This paper is a qualitative study of metaphors at the levels of lexico-encyclopedic conceptual (LEC) metaphors (Johansson Falck 2018, forthc.) in nineteenth-century medical records of tinnitus and hearing disorders by English-speaking (the UK and the US) practitioners. Metaphor is essential for the linguistic and conceptual expression of illness (Semino 2008: 175) and, as we observe, remains endemic for the description of tinnitus in medical records. Our primary aim is to identify the metaphors used to describe the sounds of tinnitus, the kinds of experiences involved in these metaphorical conceptualizations and the cognitive and affording presence of tinnitus metaphors. The results suggest that metaphor provides a framework for the analogical reasoning about tinnitus and the methods of its treatment. Nineteenth-century accounts of ear diseases reference the sounds of biological and non-biological natural categories, transport and industrial sounds, the sounds of domestic interiors and music.

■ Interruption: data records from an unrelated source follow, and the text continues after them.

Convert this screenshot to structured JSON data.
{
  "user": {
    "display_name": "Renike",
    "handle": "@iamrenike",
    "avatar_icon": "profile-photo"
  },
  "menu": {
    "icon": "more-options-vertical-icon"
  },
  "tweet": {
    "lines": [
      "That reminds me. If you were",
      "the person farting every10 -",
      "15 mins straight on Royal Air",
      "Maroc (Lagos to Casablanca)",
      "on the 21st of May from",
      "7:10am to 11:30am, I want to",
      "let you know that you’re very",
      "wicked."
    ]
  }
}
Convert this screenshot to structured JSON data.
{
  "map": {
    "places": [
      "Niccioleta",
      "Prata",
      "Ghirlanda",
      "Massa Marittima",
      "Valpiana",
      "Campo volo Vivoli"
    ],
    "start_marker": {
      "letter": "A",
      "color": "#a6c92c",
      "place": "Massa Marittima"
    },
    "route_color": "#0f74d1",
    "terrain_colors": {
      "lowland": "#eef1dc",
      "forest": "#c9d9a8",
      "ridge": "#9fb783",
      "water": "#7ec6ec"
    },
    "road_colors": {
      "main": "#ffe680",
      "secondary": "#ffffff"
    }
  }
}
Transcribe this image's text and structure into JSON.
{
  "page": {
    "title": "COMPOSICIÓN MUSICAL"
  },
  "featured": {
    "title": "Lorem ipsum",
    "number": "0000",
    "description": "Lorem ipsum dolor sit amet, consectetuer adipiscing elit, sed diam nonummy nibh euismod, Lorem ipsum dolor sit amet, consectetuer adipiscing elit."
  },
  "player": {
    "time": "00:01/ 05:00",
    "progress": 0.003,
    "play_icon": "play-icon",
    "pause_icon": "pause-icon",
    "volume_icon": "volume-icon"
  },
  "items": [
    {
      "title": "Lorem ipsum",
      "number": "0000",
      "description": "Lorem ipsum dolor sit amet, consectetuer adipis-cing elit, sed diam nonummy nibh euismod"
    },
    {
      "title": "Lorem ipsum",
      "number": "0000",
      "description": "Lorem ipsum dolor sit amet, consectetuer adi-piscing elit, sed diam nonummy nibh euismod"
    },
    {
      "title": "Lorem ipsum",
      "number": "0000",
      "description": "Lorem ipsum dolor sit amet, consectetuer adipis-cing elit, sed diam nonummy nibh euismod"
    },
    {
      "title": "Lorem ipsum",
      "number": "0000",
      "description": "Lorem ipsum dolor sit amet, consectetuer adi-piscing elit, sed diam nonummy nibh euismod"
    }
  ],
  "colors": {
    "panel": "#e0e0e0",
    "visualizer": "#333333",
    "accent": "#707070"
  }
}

Metaphorical descriptions of tinnitus sounds connect with the affordances of the environment (Gibson 2015) and are inherent to the location and occupation of the patient. As our findings support the historical explorations of tinnitus accounts, they make it possible to contribute to our current understanding of tinnitus by highlighting the importance of a patient-centered approach and establishing the significance of metaphor analysis in tinnitus studies.